Mozilla and a host of other big firms have invested in Wallets Africa, a Bitcoin-supported financial startup based in Lagos, Nigeria.
In a declaration today, Wallets Africa says it received funding from Mozilla Corporation, 9Yards Capital, Samurai Incubate, and Y Combinator CEO, Micheal Seibel. The fund came not long after Y Combinator bought a 7.5% equity in Wallets Africa for $150,000.
Wallets Africa is centered on solving cross-border payment woes and so supports Bitcoin. Its users can seamlessly spend cryptocurrency just by converting their funds into fiat currency almost immediately without fear.
Wallets users can transact with third parties and transfer funds to local bank accounts at a cheaper rate. Through the wallet, users can send funds to Ghana and Kenya from Nigeria.
Wallets Africa permits for local payments like buying of airtime, cable TV payments, and some other utilities.
For those who want to make international payments, Wallet Africa has virtual dollar and naira cards for users to make payments internationally or locally. With the cards, users can buy on Amazon, pay for Netflix subscriptions, and checkout on some other online stores.
Africa is becoming the next bus stop for investors. Last year, the CEO of Twitter and Square Crypto, Jack Dorsey, announced the decision to relocate to Africa in the nearest future.
While the news has it that the cerebral CEO is reconsidering the decision due to the COVID-19 pandemic and some other issues, Jack mentioned that he would keep on searching for more opportunities in Africa.
In November, Dorsey visited Africa and Nigeria in particular and promised to relocate to the continent and stay for up to six months, but the CEO was attacked for deciding to stay farther from his companies.
Be that as it may, different companies and investors are trooping into the tropical region for possible investments. In 2018, African startups saw significant growth. As contained in the 2018 venture investment report, African startups raised $725.6 million.
In 2019 also, African startups raised $1.3 billion, a high amount compared to the $200 million raised by the firms in 2015. Kenya and Nigeria received 81.5% of these investments and the Africa’s most populous country received the highest investments.
These, no doubt, shows that businesses are eyeing Africa more than before, and are beginning to see opportunities in Africa despite the dwindling acceptability of technology in the region.

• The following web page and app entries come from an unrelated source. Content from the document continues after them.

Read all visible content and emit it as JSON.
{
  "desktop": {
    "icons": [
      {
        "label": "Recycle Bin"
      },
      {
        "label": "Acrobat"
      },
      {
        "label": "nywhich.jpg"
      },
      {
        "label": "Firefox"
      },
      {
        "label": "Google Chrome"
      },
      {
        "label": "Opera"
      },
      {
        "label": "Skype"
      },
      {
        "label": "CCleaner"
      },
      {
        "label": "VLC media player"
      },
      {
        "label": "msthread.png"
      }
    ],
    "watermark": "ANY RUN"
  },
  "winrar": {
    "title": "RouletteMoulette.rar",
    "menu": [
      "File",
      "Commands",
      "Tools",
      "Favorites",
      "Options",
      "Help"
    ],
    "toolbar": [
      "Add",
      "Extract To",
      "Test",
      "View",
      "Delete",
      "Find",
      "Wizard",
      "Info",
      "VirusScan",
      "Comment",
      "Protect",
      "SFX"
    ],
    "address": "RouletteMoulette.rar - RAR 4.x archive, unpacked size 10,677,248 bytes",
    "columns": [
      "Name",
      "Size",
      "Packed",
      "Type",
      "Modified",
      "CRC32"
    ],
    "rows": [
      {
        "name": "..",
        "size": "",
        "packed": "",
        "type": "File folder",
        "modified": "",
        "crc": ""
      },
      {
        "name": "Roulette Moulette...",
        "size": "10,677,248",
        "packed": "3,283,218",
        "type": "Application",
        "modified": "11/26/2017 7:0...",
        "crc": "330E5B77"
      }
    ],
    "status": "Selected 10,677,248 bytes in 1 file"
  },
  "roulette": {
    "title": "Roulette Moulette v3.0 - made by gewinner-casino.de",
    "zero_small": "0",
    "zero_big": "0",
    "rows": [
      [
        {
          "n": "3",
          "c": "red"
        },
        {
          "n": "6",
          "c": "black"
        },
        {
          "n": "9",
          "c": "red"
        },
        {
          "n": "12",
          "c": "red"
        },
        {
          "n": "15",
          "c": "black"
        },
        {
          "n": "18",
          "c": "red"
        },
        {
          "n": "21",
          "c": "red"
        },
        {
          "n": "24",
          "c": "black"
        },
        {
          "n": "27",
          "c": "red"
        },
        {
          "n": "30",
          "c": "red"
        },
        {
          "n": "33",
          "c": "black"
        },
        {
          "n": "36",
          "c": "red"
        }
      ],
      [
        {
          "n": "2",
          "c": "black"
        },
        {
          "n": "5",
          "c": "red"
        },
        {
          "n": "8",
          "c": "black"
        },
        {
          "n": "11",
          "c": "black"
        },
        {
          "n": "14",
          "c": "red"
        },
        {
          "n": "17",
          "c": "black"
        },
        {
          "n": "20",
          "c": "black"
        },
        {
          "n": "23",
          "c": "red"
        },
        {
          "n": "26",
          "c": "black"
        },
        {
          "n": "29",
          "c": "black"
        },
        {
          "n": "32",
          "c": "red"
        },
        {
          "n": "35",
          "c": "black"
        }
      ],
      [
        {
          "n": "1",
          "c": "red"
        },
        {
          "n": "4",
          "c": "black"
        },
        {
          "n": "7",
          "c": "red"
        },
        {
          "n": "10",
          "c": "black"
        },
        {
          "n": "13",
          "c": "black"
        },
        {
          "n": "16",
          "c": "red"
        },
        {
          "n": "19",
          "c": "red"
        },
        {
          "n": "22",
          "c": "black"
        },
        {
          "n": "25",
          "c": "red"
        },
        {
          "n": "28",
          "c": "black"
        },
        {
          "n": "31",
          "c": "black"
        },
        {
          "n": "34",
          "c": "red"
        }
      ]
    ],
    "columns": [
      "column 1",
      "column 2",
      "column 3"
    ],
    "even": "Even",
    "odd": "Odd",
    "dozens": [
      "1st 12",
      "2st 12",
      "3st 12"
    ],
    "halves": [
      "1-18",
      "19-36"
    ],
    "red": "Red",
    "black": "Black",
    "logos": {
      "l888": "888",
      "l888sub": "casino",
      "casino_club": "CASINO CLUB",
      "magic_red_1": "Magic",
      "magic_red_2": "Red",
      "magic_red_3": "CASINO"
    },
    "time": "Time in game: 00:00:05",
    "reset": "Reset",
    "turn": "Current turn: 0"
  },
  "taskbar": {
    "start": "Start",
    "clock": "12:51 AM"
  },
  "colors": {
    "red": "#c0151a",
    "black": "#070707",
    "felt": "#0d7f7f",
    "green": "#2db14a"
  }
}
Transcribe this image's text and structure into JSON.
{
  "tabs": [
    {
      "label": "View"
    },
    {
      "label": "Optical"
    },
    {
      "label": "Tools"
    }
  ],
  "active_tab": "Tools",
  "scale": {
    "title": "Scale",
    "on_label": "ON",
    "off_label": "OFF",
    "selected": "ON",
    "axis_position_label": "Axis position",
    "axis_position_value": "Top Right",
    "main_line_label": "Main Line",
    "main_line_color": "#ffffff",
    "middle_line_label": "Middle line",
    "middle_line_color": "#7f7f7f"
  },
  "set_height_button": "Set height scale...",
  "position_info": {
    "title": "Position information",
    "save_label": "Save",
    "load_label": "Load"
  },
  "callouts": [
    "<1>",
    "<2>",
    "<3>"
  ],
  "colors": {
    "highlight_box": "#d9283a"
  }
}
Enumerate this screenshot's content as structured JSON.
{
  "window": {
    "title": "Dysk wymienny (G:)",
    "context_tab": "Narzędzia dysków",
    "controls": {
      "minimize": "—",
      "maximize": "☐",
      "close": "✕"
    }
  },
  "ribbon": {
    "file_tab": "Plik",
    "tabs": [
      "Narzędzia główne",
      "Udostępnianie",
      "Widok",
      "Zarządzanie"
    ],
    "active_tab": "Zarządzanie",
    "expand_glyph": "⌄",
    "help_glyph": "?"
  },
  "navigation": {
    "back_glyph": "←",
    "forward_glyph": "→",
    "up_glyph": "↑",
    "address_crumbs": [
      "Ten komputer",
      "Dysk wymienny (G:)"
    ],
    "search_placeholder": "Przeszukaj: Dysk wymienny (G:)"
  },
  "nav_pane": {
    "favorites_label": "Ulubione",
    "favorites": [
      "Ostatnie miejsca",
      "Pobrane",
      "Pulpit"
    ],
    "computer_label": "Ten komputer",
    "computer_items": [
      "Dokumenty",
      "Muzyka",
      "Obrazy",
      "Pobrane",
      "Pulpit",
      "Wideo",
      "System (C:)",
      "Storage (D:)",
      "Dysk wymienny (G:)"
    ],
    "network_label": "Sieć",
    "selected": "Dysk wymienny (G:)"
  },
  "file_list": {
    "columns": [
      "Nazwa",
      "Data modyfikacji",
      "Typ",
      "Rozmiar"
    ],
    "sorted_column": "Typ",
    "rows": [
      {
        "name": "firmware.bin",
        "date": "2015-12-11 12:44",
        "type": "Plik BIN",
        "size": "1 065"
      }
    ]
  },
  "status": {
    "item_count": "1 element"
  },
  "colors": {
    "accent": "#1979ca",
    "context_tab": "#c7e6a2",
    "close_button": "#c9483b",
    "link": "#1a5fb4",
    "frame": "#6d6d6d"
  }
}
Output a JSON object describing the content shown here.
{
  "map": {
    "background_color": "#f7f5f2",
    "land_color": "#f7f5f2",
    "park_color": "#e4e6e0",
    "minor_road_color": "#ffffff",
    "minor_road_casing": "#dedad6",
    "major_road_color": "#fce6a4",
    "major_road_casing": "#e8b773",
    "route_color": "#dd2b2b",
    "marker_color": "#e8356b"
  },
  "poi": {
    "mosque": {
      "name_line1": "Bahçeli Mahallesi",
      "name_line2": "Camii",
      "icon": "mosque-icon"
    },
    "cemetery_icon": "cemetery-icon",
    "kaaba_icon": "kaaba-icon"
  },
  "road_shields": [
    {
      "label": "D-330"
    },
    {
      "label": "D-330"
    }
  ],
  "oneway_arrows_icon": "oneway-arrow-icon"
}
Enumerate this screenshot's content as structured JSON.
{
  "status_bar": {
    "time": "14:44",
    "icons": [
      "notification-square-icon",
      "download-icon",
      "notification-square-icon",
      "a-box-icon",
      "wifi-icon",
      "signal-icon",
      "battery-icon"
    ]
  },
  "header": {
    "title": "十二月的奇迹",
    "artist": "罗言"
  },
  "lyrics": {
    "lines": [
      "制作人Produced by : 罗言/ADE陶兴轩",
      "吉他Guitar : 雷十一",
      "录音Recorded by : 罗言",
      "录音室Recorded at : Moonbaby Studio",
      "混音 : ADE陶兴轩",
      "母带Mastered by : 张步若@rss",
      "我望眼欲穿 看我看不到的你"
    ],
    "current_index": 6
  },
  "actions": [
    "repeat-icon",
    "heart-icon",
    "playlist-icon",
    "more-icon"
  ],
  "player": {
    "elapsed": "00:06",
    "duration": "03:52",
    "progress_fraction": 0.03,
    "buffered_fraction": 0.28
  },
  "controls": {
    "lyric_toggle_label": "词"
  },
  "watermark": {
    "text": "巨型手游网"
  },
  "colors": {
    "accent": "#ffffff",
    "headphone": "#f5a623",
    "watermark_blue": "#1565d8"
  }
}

In a separate development, Bill and Melinda Gate Foundation created Mojaloop to render free financial services to the unbanked people of Africa, thereby increasing the number of those who has direct access to digital funds.
Gate’s inclusive banking system is geared to link small financial platforms and make perfect fund transfer for rural dwellers.